PROVIDED DATA

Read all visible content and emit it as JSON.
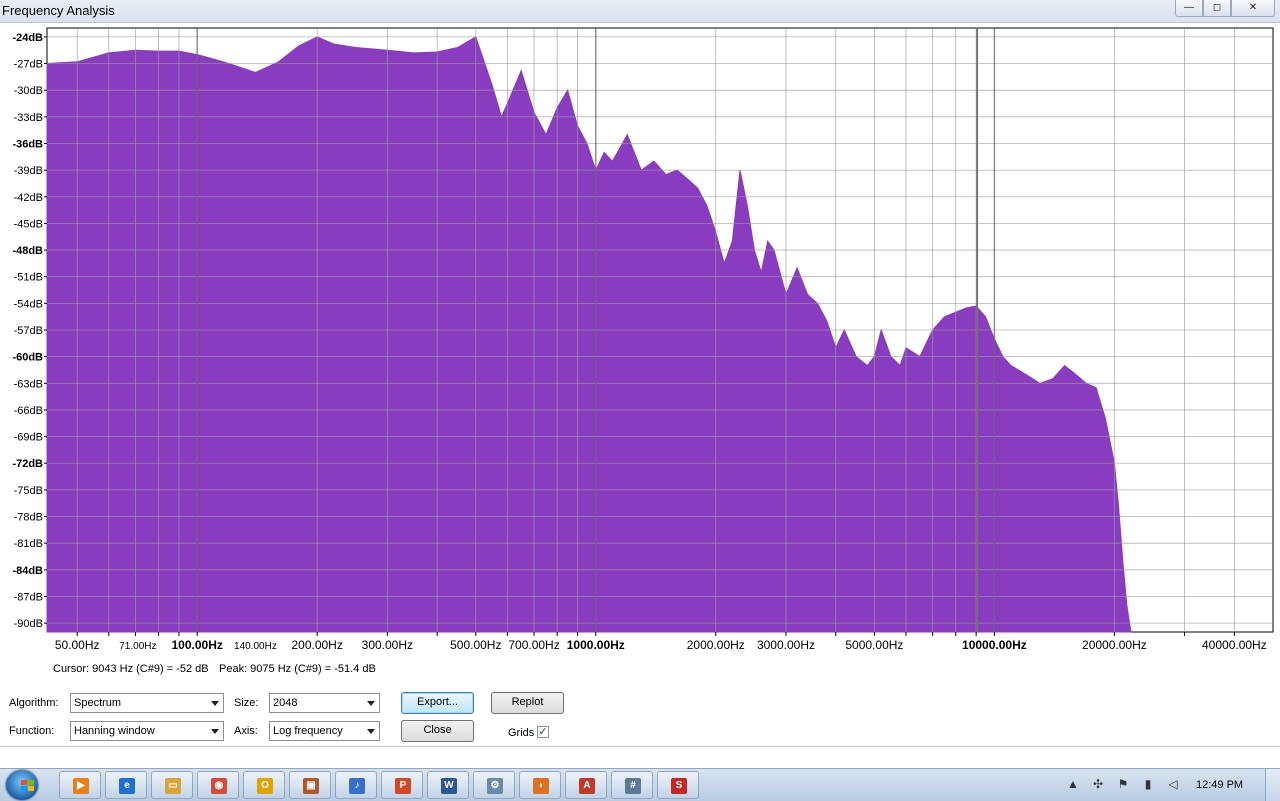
{
  "window": {
    "title": "Frequency Analysis",
    "minimize_label": "—",
    "maximize_label": "◻",
    "close_label": "✕"
  },
  "chart_data": {
    "type": "area",
    "xscale": "log",
    "xlim": [
      42,
      50000
    ],
    "ylim": [
      -91,
      -23
    ],
    "fill_color": "#8a3cc0",
    "grid": true,
    "y_ticks": [
      -24,
      -27,
      -30,
      -33,
      -36,
      -39,
      -42,
      -45,
      -48,
      -51,
      -54,
      -57,
      -60,
      -63,
      -66,
      -69,
      -72,
      -75,
      -78,
      -81,
      -84,
      -87,
      -90
    ],
    "y_tick_labels": [
      "-24dB",
      "-27dB",
      "-30dB",
      "-33dB",
      "-36dB",
      "-39dB",
      "-42dB",
      "-45dB",
      "-48dB",
      "-51dB",
      "-54dB",
      "-57dB",
      "-60dB",
      "-63dB",
      "-66dB",
      "-69dB",
      "-72dB",
      "-75dB",
      "-78dB",
      "-81dB",
      "-84dB",
      "-87dB",
      "-90dB"
    ],
    "x_ticks": [
      {
        "value": 50,
        "label": "50.00Hz",
        "bold": false
      },
      {
        "value": 71,
        "label": "71.00Hz",
        "bold": false
      },
      {
        "value": 100,
        "label": "100.00Hz",
        "bold": true
      },
      {
        "value": 140,
        "label": "140.00Hz",
        "bold": false
      },
      {
        "value": 200,
        "label": "200.00Hz",
        "bold": false
      },
      {
        "value": 300,
        "label": "300.00Hz",
        "bold": false
      },
      {
        "value": 500,
        "label": "500.00Hz",
        "bold": false
      },
      {
        "value": 700,
        "label": "700.00Hz",
        "bold": false
      },
      {
        "value": 1000,
        "label": "1000.00Hz",
        "bold": true
      },
      {
        "value": 2000,
        "label": "2000.00Hz",
        "bold": false
      },
      {
        "value": 3000,
        "label": "3000.00Hz",
        "bold": false
      },
      {
        "value": 5000,
        "label": "5000.00Hz",
        "bold": false
      },
      {
        "value": 10000,
        "label": "10000.00Hz",
        "bold": true
      },
      {
        "value": 20000,
        "label": "20000.00Hz",
        "bold": false
      },
      {
        "value": 40000,
        "label": "40000.00Hz",
        "bold": false
      }
    ],
    "x_grid": [
      50,
      60,
      70,
      80,
      90,
      100,
      200,
      300,
      400,
      500,
      600,
      700,
      800,
      900,
      1000,
      2000,
      3000,
      4000,
      5000,
      6000,
      7000,
      8000,
      9000,
      10000,
      20000,
      30000,
      40000
    ],
    "x_grid_bold": [
      100,
      1000,
      10000
    ],
    "cursor_freq": 9043,
    "peak_freq": 9075,
    "x": [
      42,
      50,
      60,
      70,
      80,
      90,
      100,
      110,
      120,
      140,
      160,
      180,
      200,
      220,
      250,
      300,
      350,
      400,
      450,
      500,
      550,
      580,
      600,
      650,
      700,
      750,
      800,
      850,
      900,
      950,
      1000,
      1050,
      1100,
      1150,
      1200,
      1300,
      1400,
      1500,
      1600,
      1700,
      1800,
      1900,
      2000,
      2100,
      2200,
      2300,
      2400,
      2500,
      2600,
      2700,
      2800,
      3000,
      3200,
      3400,
      3600,
      3800,
      4000,
      4200,
      4500,
      4800,
      5000,
      5200,
      5500,
      5800,
      6000,
      6500,
      7000,
      7500,
      8000,
      8500,
      9000,
      9500,
      10000,
      10500,
      11000,
      12000,
      13000,
      14000,
      15000,
      16000,
      17000,
      18000,
      19000,
      20000,
      20500,
      21000,
      21500,
      22000,
      22050
    ],
    "values": [
      -27,
      -26.8,
      -25.8,
      -25.5,
      -25.6,
      -25.6,
      -26,
      -26.5,
      -27,
      -28,
      -26.8,
      -25,
      -24,
      -24.8,
      -25.2,
      -25.5,
      -25.8,
      -25.7,
      -25.2,
      -24,
      -29.5,
      -33,
      -31.5,
      -27.8,
      -32.5,
      -35,
      -32,
      -30,
      -34,
      -36,
      -39,
      -37,
      -38,
      -36.5,
      -35,
      -39,
      -38,
      -39.5,
      -39,
      -40,
      -41,
      -43,
      -46,
      -49.5,
      -47,
      -39,
      -43,
      -48,
      -50.5,
      -47,
      -48,
      -53,
      -50,
      -53,
      -54,
      -56,
      -59,
      -57,
      -60,
      -61,
      -60,
      -57,
      -60,
      -61,
      -59,
      -60,
      -57,
      -55.5,
      -55,
      -54.5,
      -54.3,
      -55.5,
      -58,
      -60,
      -61,
      -62,
      -63,
      -62.5,
      -61,
      -62,
      -63,
      -63.5,
      -67,
      -72,
      -77,
      -83,
      -88,
      -91,
      -91
    ]
  },
  "status": {
    "cursor": "Cursor: 9043 Hz (C#9) = -52 dB",
    "peak": "Peak: 9075 Hz (C#9) = -51.4 dB"
  },
  "controls": {
    "algorithm_label": "Algorithm:",
    "algorithm_value": "Spectrum",
    "size_label": "Size:",
    "size_value": "2048",
    "export_label": "Export...",
    "replot_label": "Replot",
    "function_label": "Function:",
    "function_value": "Hanning window",
    "axis_label": "Axis:",
    "axis_value": "Log frequency",
    "close_label": "Close",
    "grids_label": "Grids",
    "grids_checked": "✓"
  },
  "taskbar": {
    "clock": "12:49 PM",
    "apps": [
      {
        "icon": "media-player-icon",
        "glyph": "▶",
        "color": "#e8801a"
      },
      {
        "icon": "internet-explorer-icon",
        "glyph": "e",
        "color": "#1f6fd0"
      },
      {
        "icon": "folder-icon",
        "glyph": "▭",
        "color": "#d9a43a"
      },
      {
        "icon": "chrome-icon",
        "glyph": "◉",
        "color": "#d64a3a"
      },
      {
        "icon": "outlook-icon",
        "glyph": "O",
        "color": "#e0a400"
      },
      {
        "icon": "remote-desktop-icon",
        "glyph": "▣",
        "color": "#b0582a"
      },
      {
        "icon": "itunes-icon",
        "glyph": "♪",
        "color": "#3a6fc9"
      },
      {
        "icon": "powerpoint-icon",
        "glyph": "P",
        "color": "#d24726"
      },
      {
        "icon": "word-icon",
        "glyph": "W",
        "color": "#2b5797"
      },
      {
        "icon": "tools-icon",
        "glyph": "⚙",
        "color": "#6a8aa8"
      },
      {
        "icon": "audacity-icon",
        "glyph": "◗",
        "color": "#e07020"
      },
      {
        "icon": "pdf-icon",
        "glyph": "A",
        "color": "#c0392b"
      },
      {
        "icon": "calculator-icon",
        "glyph": "#",
        "color": "#5a7a9a"
      },
      {
        "icon": "sbp-app-icon",
        "glyph": "S",
        "color": "#c62828"
      }
    ],
    "tray": [
      "chevron-up-icon",
      "network-app-icon",
      "flag-icon",
      "signal-icon",
      "volume-icon"
    ]
  }
}
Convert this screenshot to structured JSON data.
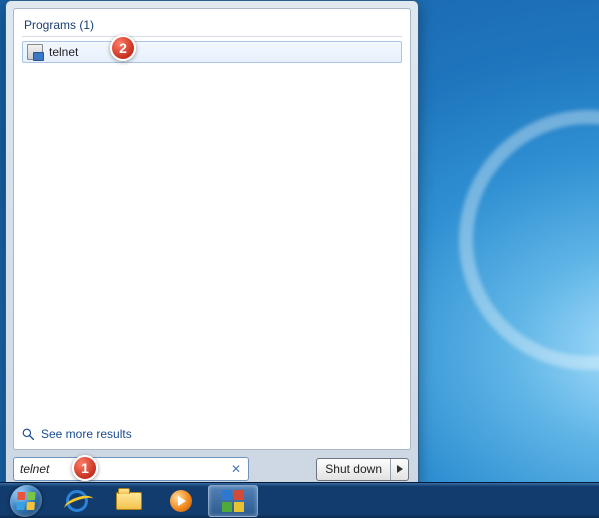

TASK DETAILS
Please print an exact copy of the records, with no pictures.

ANSWER TO THIS PROBLEM
Read all visible content and emit it as JSON.
{
  "window": {
    "title": "Frequency Analysis",
    "minimize_label": "—",
    "maximize_label": "◻",
    "close_label": "✕"
  },
  "chart_data": {
    "type": "area",
    "xscale": "log",
    "xlim": [
      42,
      50000
    ],
    "ylim": [
      -91,
      -23
    ],
    "fill_color": "#8a3cc0",
    "grid": true,
    "y_ticks": [
      -24,
      -27,
      -30,
      -33,
      -36,
      -39,
      -42,
      -45,
      -48,
      -51,
      -54,
      -57,
      -60,
      -63,
      -66,
      -69,
      -72,
      -75,
      -78,
      -81,
      -84,
      -87,
      -90
    ],
    "y_tick_labels": [
      "-24dB",
      "-27dB",
      "-30dB",
      "-33dB",
      "-36dB",
      "-39dB",
      "-42dB",
      "-45dB",
      "-48dB",
      "-51dB",
      "-54dB",
      "-57dB",
      "-60dB",
      "-63dB",
      "-66dB",
      "-69dB",
      "-72dB",
      "-75dB",
      "-78dB",
      "-81dB",
      "-84dB",
      "-87dB",
      "-90dB"
    ],
    "x_ticks": [
      {
        "value": 50,
        "label": "50.00Hz",
        "bold": false
      },
      {
        "value": 71,
        "label": "71.00Hz",
        "bold": false
      },
      {
        "value": 100,
        "label": "100.00Hz",
        "bold": true
      },
      {
        "value": 140,
        "label": "140.00Hz",
        "bold": false
      },
      {
        "value": 200,
        "label": "200.00Hz",
        "bold": false
      },
      {
        "value": 300,
        "label": "300.00Hz",
        "bold": false
      },
      {
        "value": 500,
        "label": "500.00Hz",
        "bold": false
      },
      {
        "value": 700,
        "label": "700.00Hz",
        "bold": false
      },
      {
        "value": 1000,
        "label": "1000.00Hz",
        "bold": true
      },
      {
        "value": 2000,
        "label": "2000.00Hz",
        "bold": false
      },
      {
        "value": 3000,
        "label": "3000.00Hz",
        "bold": false
      },
      {
        "value": 5000,
        "label": "5000.00Hz",
        "bold": false
      },
      {
        "value": 10000,
        "label": "10000.00Hz",
        "bold": true
      },
      {
        "value": 20000,
        "label": "20000.00Hz",
        "bold": false
      },
      {
        "value": 40000,
        "label": "40000.00Hz",
        "bold": false
      }
    ],
    "x_grid": [
      50,
      60,
      70,
      80,
      90,
      100,
      200,
      300,
      400,
      500,
      600,
      700,
      800,
      900,
      1000,
      2000,
      3000,
      4000,
      5000,
      6000,
      7000,
      8000,
      9000,
      10000,
      20000,
      30000,
      40000
    ],
    "x_grid_bold": [
      100,
      1000,
      10000
    ],
    "cursor_freq": 9043,
    "peak_freq": 9075,
    "x": [
      42,
      50,
      60,
      70,
      80,
      90,
      100,
      110,
      120,
      140,
      160,
      180,
      200,
      220,
      250,
      300,
      350,
      400,
      450,
      500,
      550,
      580,
      600,
      650,
      700,
      750,
      800,
      850,
      900,
      950,
      1000,
      1050,
      1100,
      1150,
      1200,
      1300,
      1400,
      1500,
      1600,
      1700,
      1800,
      1900,
      2000,
      2100,
      2200,
      2300,
      2400,
      2500,
      2600,
      2700,
      2800,
      3000,
      3200,
      3400,
      3600,
      3800,
      4000,
      4200,
      4500,
      4800,
      5000,
      5200,
      5500,
      5800,
      6000,
      6500,
      7000,
      7500,
      8000,
      8500,
      9000,
      9500,
      10000,
      10500,
      11000,
      12000,
      13000,
      14000,
      15000,
      16000,
      17000,
      18000,
      19000,
      20000,
      20500,
      21000,
      21500,
      22000,
      22050
    ],
    "values": [
      -27,
      -26.8,
      -25.8,
      -25.5,
      -25.6,
      -25.6,
      -26,
      -26.5,
      -27,
      -28,
      -26.8,
      -25,
      -24,
      -24.8,
      -25.2,
      -25.5,
      -25.8,
      -25.7,
      -25.2,
      -24,
      -29.5,
      -33,
      -31.5,
      -27.8,
      -32.5,
      -35,
      -32,
      -30,
      -34,
      -36,
      -39,
      -37,
      -38,
      -36.5,
      -35,
      -39,
      -38,
      -39.5,
      -39,
      -40,
      -41,
      -43,
      -46,
      -49.5,
      -47,
      -39,
      -43,
      -48,
      -50.5,
      -47,
      -48,
      -53,
      -50,
      -53,
      -54,
      -56,
      -59,
      -57,
      -60,
      -61,
      -60,
      -57,
      -60,
      -61,
      -59,
      -60,
      -57,
      -55.5,
      -55,
      -54.5,
      -54.3,
      -55.5,
      -58,
      -60,
      -61,
      -62,
      -63,
      -62.5,
      -61,
      -62,
      -63,
      -63.5,
      -67,
      -72,
      -77,
      -83,
      -88,
      -91,
      -91
    ]
  },
  "status": {
    "cursor": "Cursor: 9043 Hz (C#9) = -52 dB",
    "peak": "Peak: 9075 Hz (C#9) = -51.4 dB"
  },
  "controls": {
    "algorithm_label": "Algorithm:",
    "algorithm_value": "Spectrum",
    "size_label": "Size:",
    "size_value": "2048",
    "export_label": "Export...",
    "replot_label": "Replot",
    "function_label": "Function:",
    "function_value": "Hanning window",
    "axis_label": "Axis:",
    "axis_value": "Log frequency",
    "close_label": "Close",
    "grids_label": "Grids",
    "grids_checked": "✓"
  },
  "taskbar": {
    "clock": "12:49 PM",
    "apps": [
      {
        "icon": "media-player-icon",
        "glyph": "▶",
        "color": "#e8801a"
      },
      {
        "icon": "internet-explorer-icon",
        "glyph": "e",
        "color": "#1f6fd0"
      },
      {
        "icon": "folder-icon",
        "glyph": "▭",
        "color": "#d9a43a"
      },
      {
        "icon": "chrome-icon",
        "glyph": "◉",
        "color": "#d64a3a"
      },
      {
        "icon": "outlook-icon",
        "glyph": "O",
        "color": "#e0a400"
      },
      {
        "icon": "remote-desktop-icon",
        "glyph": "▣",
        "color": "#b0582a"
      },
      {
        "icon": "itunes-icon",
        "glyph": "♪",
        "color": "#3a6fc9"
      },
      {
        "icon": "powerpoint-icon",
        "glyph": "P",
        "color": "#d24726"
      },
      {
        "icon": "word-icon",
        "glyph": "W",
        "color": "#2b5797"
      },
      {
        "icon": "tools-icon",
        "glyph": "⚙",
        "color": "#6a8aa8"
      },
      {
        "icon": "audacity-icon",
        "glyph": "◗",
        "color": "#e07020"
      },
      {
        "icon": "pdf-icon",
        "glyph": "A",
        "color": "#c0392b"
      },
      {
        "icon": "calculator-icon",
        "glyph": "#",
        "color": "#5a7a9a"
      },
      {
        "icon": "sbp-app-icon",
        "glyph": "S",
        "color": "#c62828"
      }
    ],
    "tray": [
      "chevron-up-icon",
      "network-app-icon",
      "flag-icon",
      "signal-icon",
      "volume-icon"
    ]
  }
}
Convert this screenshot to structured JSON data.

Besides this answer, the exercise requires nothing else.